Tuesday, October 30, 2007
Courts Cannot Compel Disclosure of CJP Records, C.A. Rules
By STEVEN M. ELLIS, Staff Writer
The records of the Commission on Judicial Performance are absolutely confidential, and their disclosure cannot be compelled unless the commissionís rules so provide, the Court of Appeal for this district has ruled.
Holding yesterday that Evidence Code Sec. 1040 protects the commissionís legitimate interest in maintaining the confidentiality of its records and that the decision by the California Supreme Court in Pitchess v. Superior Court (1974) 11 Cal.3d 531 does not apply to the commission, Div. One quashed a subpoena duces tecum and denied a motion brought by a criminal defendant who sought commission records in support of his motion for a new trial.
Eric Davidson was convicted on two felony counts of possessing a forged driverís license, and two felony counts of unlawfully using personal identification. The charges arose out of a traffic stop, but Davidson claimed that no traffic offense had actually occurred.
He moved pro se before Los Angeles Superior Court Judge Keith L. Schwartz to suppress evidence resulting from the stop, and Schwartz denied the motion.
Davidson then complained to the commission that Schwartz had conspired with the arresting officer and the prosecutor to facilitate a sham trial.
The case was transferred to Los Angeles Superior Court Judge Antonio Barreto Jr., and Davidson was convicted after a trial by jury.
Davidson moved for a new trial. Seeking information about any complaints filed with the commission against Schwartz, including his own, he filed a Pitchess motion and served a subpoena duces tecum on the commission.
A Pitchess motion is a request made by a defendant in a criminal action for access to relevant information located in the personnel file of an arresting police officer that might bear on the defendantís claim that the officer had engaged in misconduct. The court reviews the information, in camera where appropriate, and then orders that some or all of the records requested in the motion be produced to the attorney for the defendant.
Davidsonís motion and subpoena asked for all sustained complaints alleging that Schwartz had engaged in any acts of judicial misconduct, including but not limited to any results from Davidsonís own complaint. He also asked for the names and addresses of all complaining parties, and the full record of any discipline imposed on Schwartz as the result of any investigations resulting from a sustained complaint.
Barreto viewed the commissionís records as relevant because they might contain an admission by Schwartz that his ruling on Davidsonís evidence-suppression motion was based on evidence outside the record. Over the commissionís objection that the requested records were confidential, he denied a motion to quash the subpoena and ordered the commission to produce any declaration or statement made by Schwartz in response to the commissionís inquiry into Davidsonís complaint for an in camera review.
Writ of Mandate

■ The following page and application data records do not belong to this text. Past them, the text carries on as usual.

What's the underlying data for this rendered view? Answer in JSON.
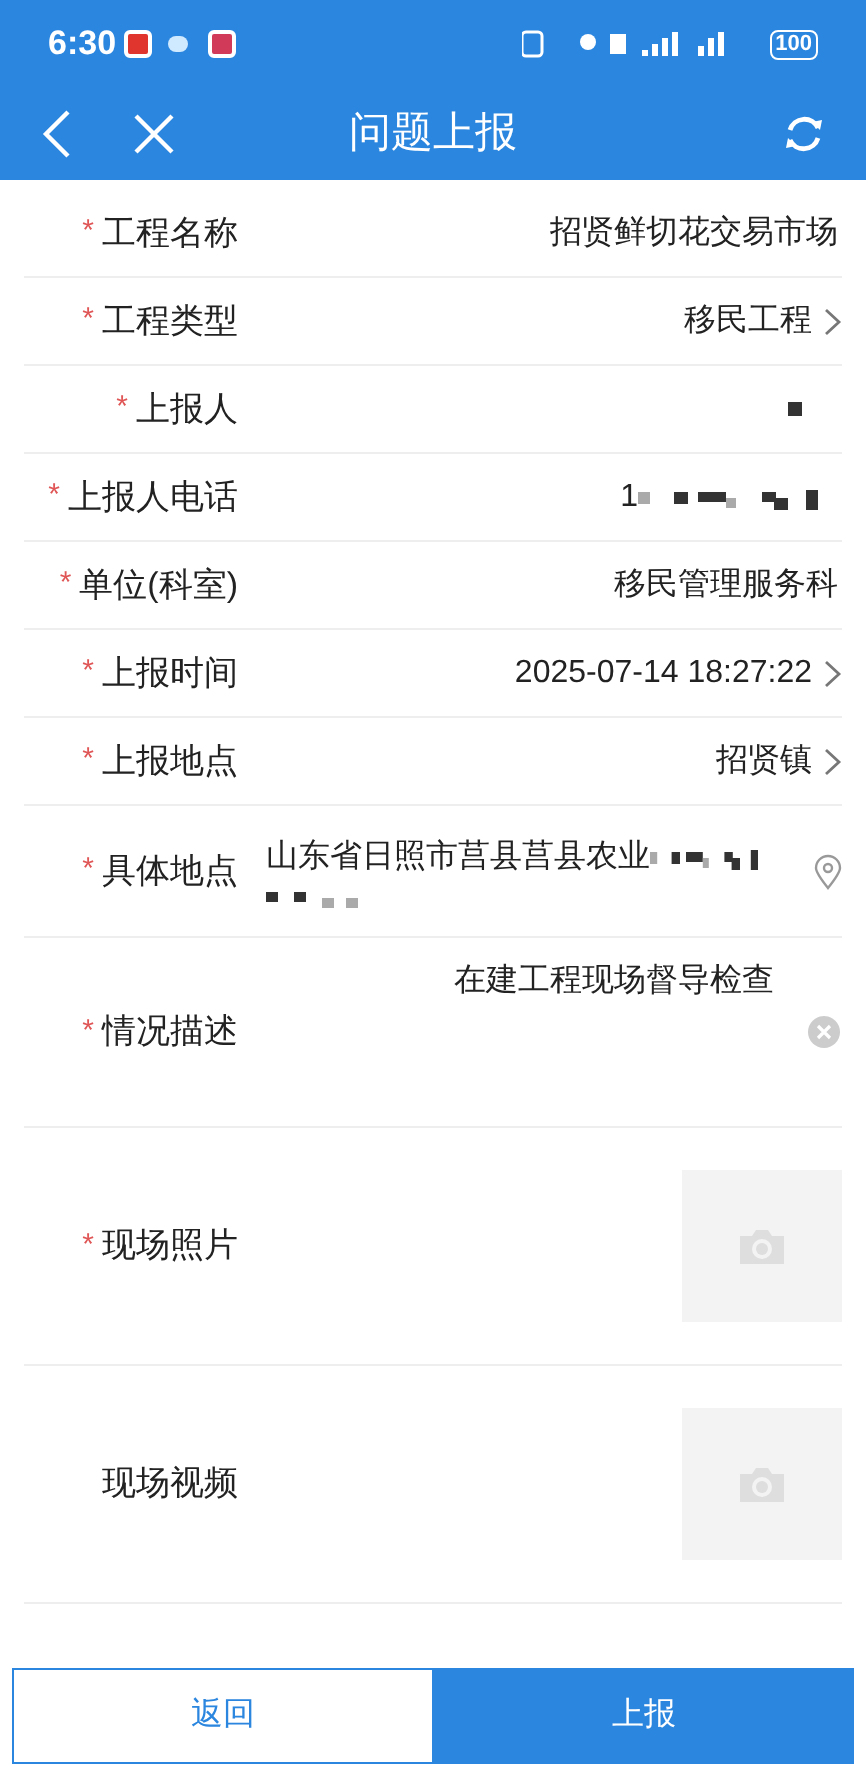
{
  "status_bar": {
    "time": "6:30",
    "battery": "100"
  },
  "header": {
    "title": "问题上报"
  },
  "fields": [
    {
      "kind": "text",
      "label": "工程名称",
      "required_mark": "*",
      "value": "招贤鲜切花交易市场"
    },
    {
      "kind": "select",
      "label": "工程类型",
      "required_mark": "*",
      "value": "移民工程"
    },
    {
      "kind": "text",
      "label": "上报人",
      "required_mark": "*",
      "redacted": true
    },
    {
      "kind": "text",
      "label": "上报人电话",
      "required_mark": "*",
      "value": "1",
      "redacted": true
    },
    {
      "kind": "text",
      "label": "单位(科室)",
      "required_mark": "*",
      "value": "移民管理服务科"
    },
    {
      "kind": "select",
      "label": "上报时间",
      "required_mark": "*",
      "value": "2025-07-14 18:27:22"
    },
    {
      "kind": "select",
      "label": "上报地点",
      "required_mark": "*",
      "value": "招贤镇"
    },
    {
      "kind": "location",
      "label": "具体地点",
      "required_mark": "*",
      "value": "山东省日照市莒县莒县农业",
      "redacted": true
    },
    {
      "kind": "textarea",
      "label": "情况描述",
      "required_mark": "*",
      "value": "在建工程现场督导检查"
    },
    {
      "kind": "photo",
      "label": "现场照片",
      "required_mark": "*"
    },
    {
      "kind": "photo",
      "label": "现场视频"
    }
  ],
  "buttons": [
    {
      "label": "返回",
      "primary": false
    },
    {
      "label": "上报",
      "primary": true
    }
  ]
}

The commission the petitioned the Court of Appeal for a writ of mandate commanding the trial court to vacate its order and issue new orders denying Davidsonís motion and quashing the subpoena, which the court granted.
Writing for the court, Justice Miriam A. Vogel noted that an accused does not have an absolute right to obtain discovery, and that Evidence Code Sec. 1040 creates a privilege for official information where disclosure might violate a legitimate governmental interest.
As the constitutional body vested with the ultimate power to recommend the censure, removal or retirement of a judge, Vogel concluded that the commission had such an interest, and she wrote that sound public policy supported the commissionís rule that, with limited exceptions, its nonpublic papers and proceedings are absolutely confidential.
Pointing out that none of the recognized exceptions to the rule applied, such as consent, a threat to public safety, criminal conduct, or substantial unfairness to a judge in the public record, Vogel further concluded that, ďthere is no exception permitting disclosure to a trial court for in camera review or at all.Ē
Vogel also concluded that the decision in Pitchess, which applied only to law enforcement officers, did not apply to the commission.
She wrote that any rule allowing discovery of the commissionís nonpublic records would encourage mischief without a concomitant benefit to a criminal defendant; that disclosure would improperly allow Davidson to indirectly question Schwartzís thought processes in reaching his decision on the evidence-suppression motion; and noted that other states with similar commissions had rejected attempted such an encroachment on confidentiality.
Vogel finally opined that in camera review by the trial court would be just as improper as disclosing the information to Davidson.
ď[T]he superior court judge presiding over the proceedings in which the Commissionís confidential records are requested has no more right to see the Commissionís records than does any other member of the public,Ē she wrote.
Vogel was joined in her opinion by Justice Frances Rothschild and Los Angeles Superior Court Frank Y. Jackson, sitting by assignment.
Andrew S. Blum, counsel for the commission, said the commission was not only pleased with the ruling itself, but was happy that the Court of Appeal had upheld the confidentiality of the commissionís records in a published opinion.
Although courts had previously addressed the issue, he said that past cases had not resulted in a definitive ruling in the commissionís favor.
The case is Commission on Judicial Performance v. Superior Court (Davidson), 2007 S.O.S. 6395.
Copyright 2007, Metropolitan News Company